Ambala, Punjab. Nature’s nest was just waking up. Good morning. We walked the streets, narrow but tree-lined. Few hand carts rolled by and milkmen on bikes whizzed past carrying drums laden with fresh milk. We crossed a small wooden bridge over a stream and strolled into my friend’s neighbourhood. Immediately we were struck by a strong, rich cooking aroma. Food was within our radar and antennas were on high alert. There was a spring in our step.

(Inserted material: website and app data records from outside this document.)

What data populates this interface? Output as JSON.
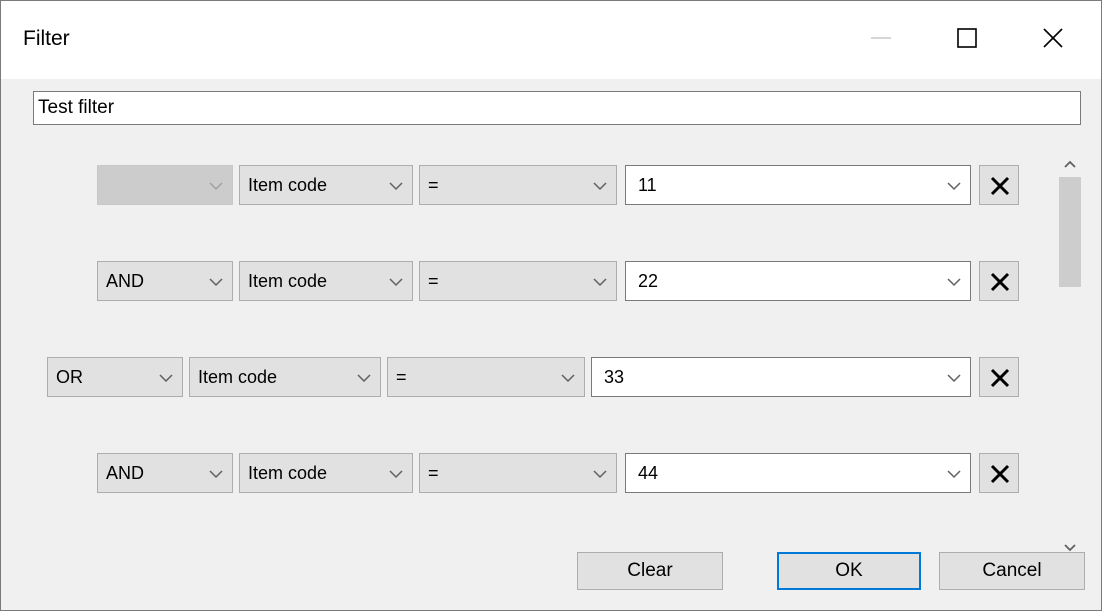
{
  "window": {
    "title": "Filter"
  },
  "filter_name": {
    "value": "Test filter"
  },
  "rows": [
    {
      "logic": "",
      "field": "Item code",
      "operator": "=",
      "value": "11"
    },
    {
      "logic": "AND",
      "field": "Item code",
      "operator": "=",
      "value": "22"
    },
    {
      "logic": "OR",
      "field": "Item code",
      "operator": "=",
      "value": "33"
    },
    {
      "logic": "AND",
      "field": "Item code",
      "operator": "=",
      "value": "44"
    }
  ],
  "buttons": {
    "clear": "Clear",
    "ok": "OK",
    "cancel": "Cancel"
  },
  "icons": {
    "minimize": "minimize-icon",
    "maximize": "maximize-icon",
    "close": "close-icon",
    "dropdown": "chevron-down-icon",
    "delete": "delete-x-icon",
    "scroll_up": "chevron-up-icon",
    "scroll_down": "chevron-down-icon"
  },
  "colors": {
    "focus_border": "#0078d7",
    "button_face": "#e1e1e1",
    "dialog_bg": "#f0f0f0"
  }
}
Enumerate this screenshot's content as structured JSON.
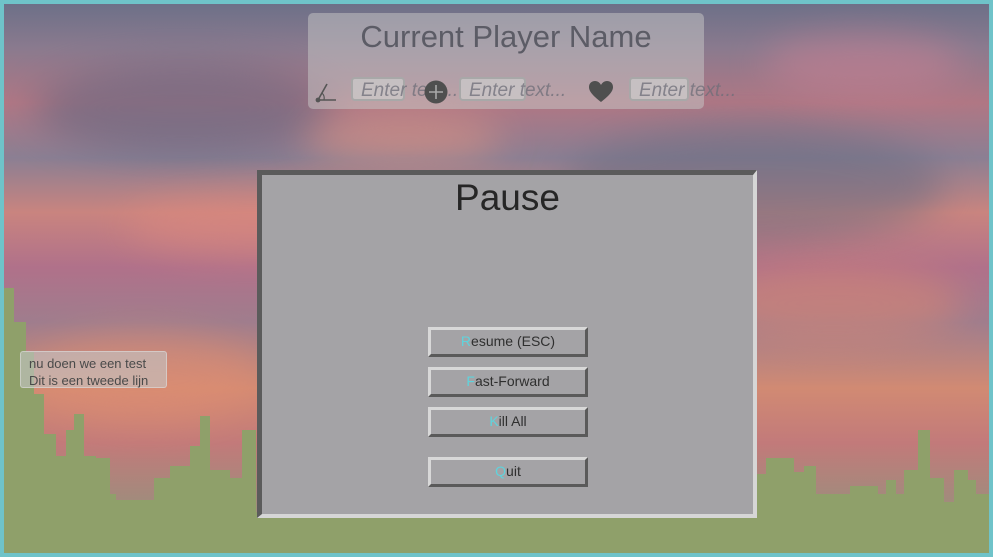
{
  "colors": {
    "frame": "#6fc3c9",
    "skyline": "#8fa06a",
    "panel": "#a4a3a6",
    "hotkey": "#5fd3dc"
  },
  "hud": {
    "player_name": "Current Player Name",
    "stats": [
      {
        "icon": "angle-icon",
        "placeholder": "Enter text..."
      },
      {
        "icon": "plus-circle-icon",
        "placeholder": "Enter text..."
      },
      {
        "icon": "heart-icon",
        "placeholder": "Enter text..."
      }
    ]
  },
  "pause_menu": {
    "title": "Pause",
    "buttons": [
      {
        "hotkey": "R",
        "rest": "esume (ESC)"
      },
      {
        "hotkey": "F",
        "rest": "ast-Forward"
      },
      {
        "hotkey": "K",
        "rest": "ill All"
      },
      {
        "hotkey": "Q",
        "rest": "uit"
      }
    ]
  },
  "tooltip": {
    "line1": "nu doen we een test",
    "line2": "Dit is een tweede lijn"
  }
}
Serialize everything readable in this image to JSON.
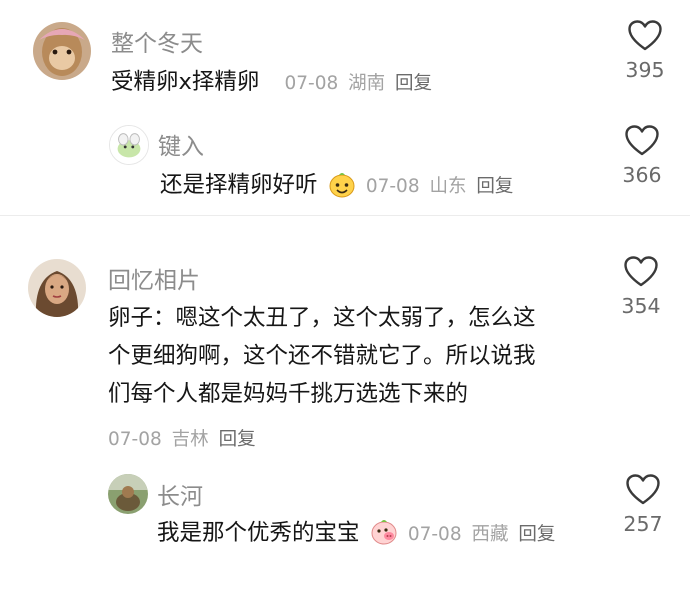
{
  "comments": [
    {
      "user": "整个冬天",
      "text": "受精卵x择精卵",
      "date": "07-08",
      "location": "湖南",
      "reply_label": "回复",
      "likes": "395",
      "replies": [
        {
          "user": "键入",
          "text": "还是择精卵好听",
          "emoji": "smiling-face-emoji",
          "date": "07-08",
          "location": "山东",
          "reply_label": "回复",
          "likes": "366"
        }
      ]
    },
    {
      "user": "回忆相片",
      "text_lines": [
        "卵子：嗯这个太丑了，这个太弱了，怎么这",
        "个更细狗啊，这个还不错就它了。所以说我",
        "们每个人都是妈妈千挑万选选下来的"
      ],
      "date": "07-08",
      "location": "吉林",
      "reply_label": "回复",
      "likes": "354",
      "replies": [
        {
          "user": "长河",
          "text": "我是那个优秀的宝宝",
          "emoji": "pig-face-emoji",
          "date": "07-08",
          "location": "西藏",
          "reply_label": "回复",
          "likes": "257"
        }
      ]
    }
  ],
  "colors": {
    "username": "#8c8c8c",
    "text": "#161616",
    "meta": "#a3a3a3",
    "reply": "#6b6b6b",
    "like_icon": "#3a3a3a"
  }
}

They were waiting - my friend, his wife, and fifteen family members. My friend's house was palatial. Balconies jutting out from each room- a rare sight for us city dwellers. A sprawling lawn sans paraphernalia. A swing hung lazily in a quiet corner. Two cooks wearing sleeveless tees sat on low stools. They were frying puris in an enormous vessel brimmed with oil. The smoke swirled up every time they put a puri in it. My friend came and hugged us- reintroduced his wife, and the platoon of family members- whose names we quickly forgot. We were welcomed into their household with lot of ding-dong.

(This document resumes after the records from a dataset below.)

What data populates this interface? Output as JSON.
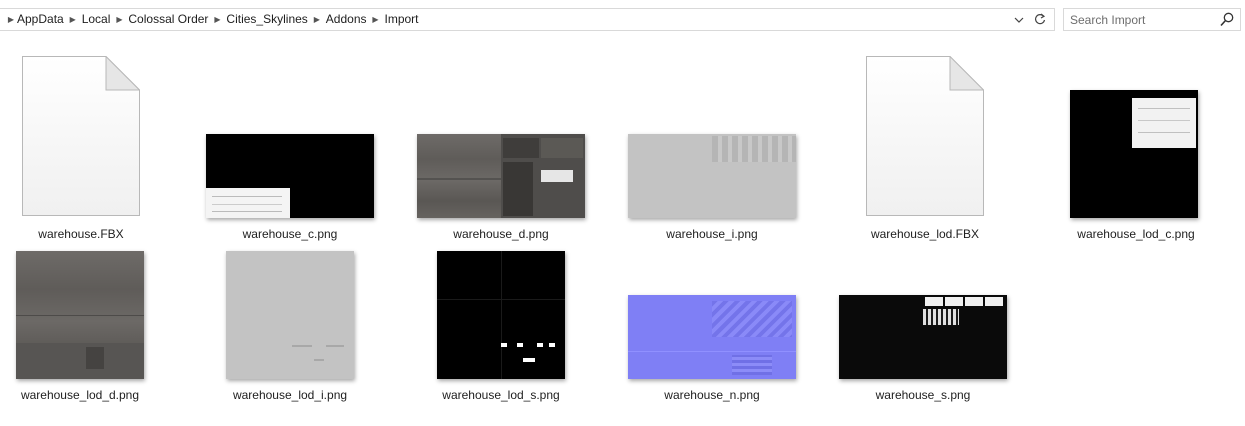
{
  "breadcrumb": {
    "items": [
      "AppData",
      "Local",
      "Colossal Order",
      "Cities_Skylines",
      "Addons",
      "Import"
    ]
  },
  "search": {
    "placeholder": "Search Import"
  },
  "icons": {
    "separator": "chevron-right-icon",
    "dropdown": "chevron-down-icon",
    "refresh": "refresh-icon",
    "search": "search-icon",
    "file": "document-icon"
  },
  "files": [
    {
      "name": "warehouse.FBX",
      "kind": "document"
    },
    {
      "name": "warehouse_c.png",
      "kind": "image"
    },
    {
      "name": "warehouse_d.png",
      "kind": "image"
    },
    {
      "name": "warehouse_i.png",
      "kind": "image"
    },
    {
      "name": "warehouse_lod.FBX",
      "kind": "document"
    },
    {
      "name": "warehouse_lod_c.png",
      "kind": "image"
    },
    {
      "name": "warehouse_lod_d.png",
      "kind": "image"
    },
    {
      "name": "warehouse_lod_i.png",
      "kind": "image"
    },
    {
      "name": "warehouse_lod_s.png",
      "kind": "image"
    },
    {
      "name": "warehouse_n.png",
      "kind": "image"
    },
    {
      "name": "warehouse_s.png",
      "kind": "image"
    }
  ],
  "colors": {
    "normal_map": "#7f7ff5",
    "illumination_gray": "#c3c3c3",
    "border": "#d9d9d9"
  }
}
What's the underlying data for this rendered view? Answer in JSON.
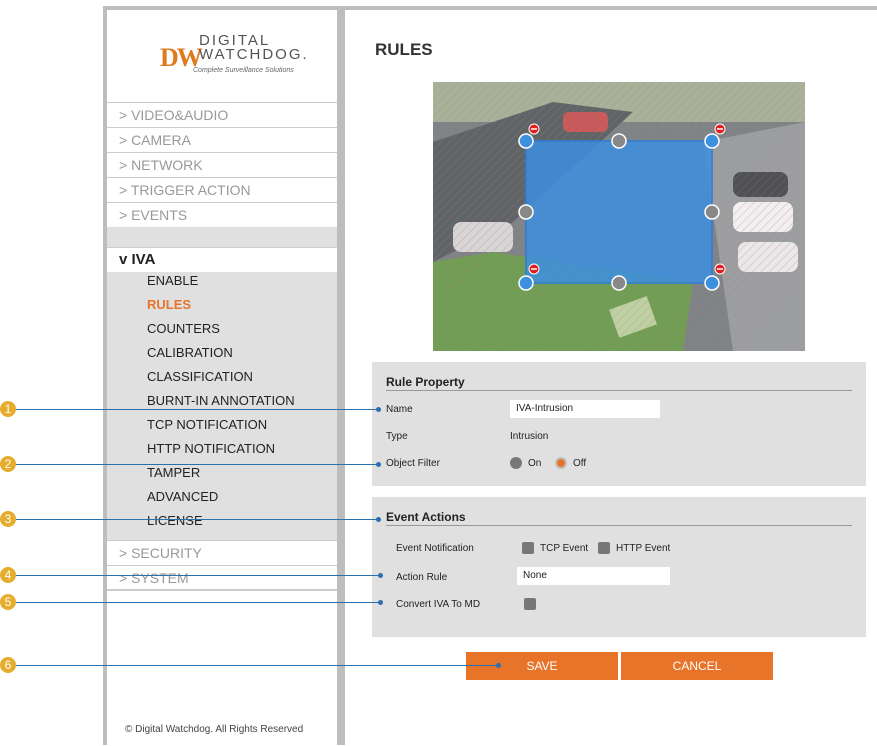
{
  "brand": {
    "logo_mark": "DW",
    "logo_line1": "DIGITAL",
    "logo_line2": "WATCHDOG.",
    "tagline": "Complete Surveillance Solutions"
  },
  "menu": [
    {
      "label": "> VIDEO&AUDIO"
    },
    {
      "label": "> CAMERA"
    },
    {
      "label": "> NETWORK"
    },
    {
      "label": "> TRIGGER ACTION"
    },
    {
      "label": "> EVENTS"
    },
    {
      "label": "v IVA"
    },
    {
      "label": "> SECURITY"
    },
    {
      "label": "> SYSTEM"
    }
  ],
  "iva_submenu": [
    "ENABLE",
    "RULES",
    "COUNTERS",
    "CALIBRATION",
    "CLASSIFICATION",
    "BURNT-IN ANNOTATION",
    "TCP NOTIFICATION",
    "HTTP NOTIFICATION",
    "TAMPER",
    "ADVANCED",
    "LICENSE"
  ],
  "active_submenu": "RULES",
  "footer": "© Digital Watchdog. All Rights Reserved",
  "page_title": "RULES",
  "rule_property": {
    "title": "Rule Property",
    "name_label": "Name",
    "name_value": "IVA-Intrusion",
    "type_label": "Type",
    "type_value": "Intrusion",
    "object_filter_label": "Object Filter",
    "on_label": "On",
    "off_label": "Off",
    "selected": "Off"
  },
  "event_actions": {
    "title": "Event Actions",
    "event_notification_label": "Event Notification",
    "tcp_event_label": "TCP Event",
    "http_event_label": "HTTP Event",
    "action_rule_label": "Action Rule",
    "action_rule_value": "None",
    "convert_label": "Convert IVA To MD"
  },
  "buttons": {
    "save": "SAVE",
    "cancel": "CANCEL"
  },
  "callouts": [
    "1",
    "2",
    "3",
    "4",
    "5",
    "6"
  ],
  "colors": {
    "accent": "#e8742a",
    "zone": "#3d8fe0",
    "callout": "#e6ac2e",
    "callout_line": "#2a6fb0"
  }
}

The breakfast table was set. Bowls of chana masala, jars of chaas and lassi. And of course, sweets. Small children scampered around the house with shrills of laughter and excitement. The moment we sat down, we were screened by the elders of the house. Where we lived? What we did? where we worked? Each member from our family tree was plucked and scanned. We were uncomfortable in the comfort but blabbered polite answers. After all, we were hungry. My friend just stood their, muffled up his laughter, gave no assistance. Punjabis are jovial, fun loving. And in no time we became a part of their family. I guess we passed their test with flying colours. Time to eat.

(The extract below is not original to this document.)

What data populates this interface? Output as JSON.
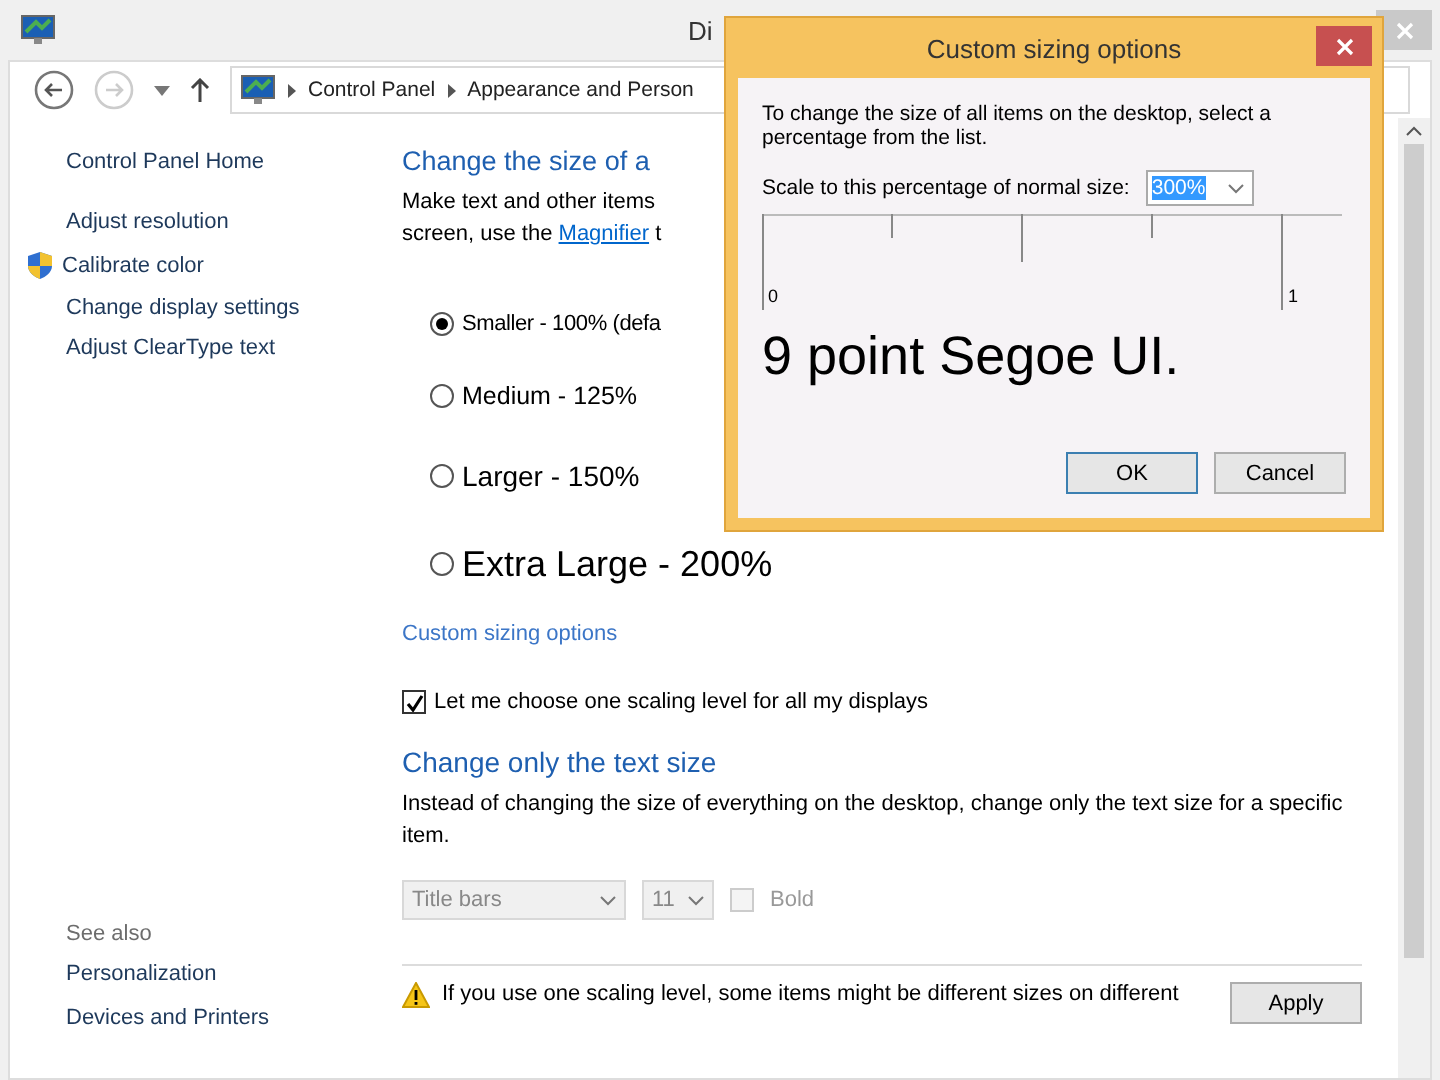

Plates were placed and huge quantities of food exchanged hands. We half-filled our plates the elders joked at our appetites. My friend’s mom and aunties sat with us and directed. Younger ladies stood by and fussed over us, which was not required since the food, like any Punjabi household, was ample and delicious. Flow of hot puris continued back and forth from the lawn to the kitchen. Each item had to be tasted and commented upon. I ran out of superlatives. We hogged, till not an inch of space was left in our stomachs. Finally we stopped, satisfied. We were about to get up - with a struggle- and icecream arrived. No ways. Others, who were still eating, looked at us and smiled. Yes ways. The banter continued.
The atmosphere was colourful. My friend was on a roll. His wife - now no more shy - joined us. Somewhere from the table someone remarked that she sang well. We all egged her on. And she compiled. She had a silky voice. She sang few lines soon chorused by other women. The men beamed with pride. Children continued jumping. And finally, the cooks stopped cooking. We slurped our icecreams and relaxed. How easy it was to blend. Enjoyment is so much a spur of the moment thing than planned. I wished we had more of this day.
I had an afternoon flight, and the airport was about an hour drive from Ambala. I had to pick up my bag from the guest’s bungalow so I took their leave. They gave me two big packets of sweets to carry back home. Souvenirs for the family, they said. I was touched. They smiled and hugged me. As I got out of the house, I saw the two cooks sprawled across on the lawn. They had wound up their business for the day. They got up as soon as they saw me. Was the food ok? I showed them my bulging stomach. More than ok. I thanked them. My friend insisted on dropping me back to the guest house.
And we trudged along.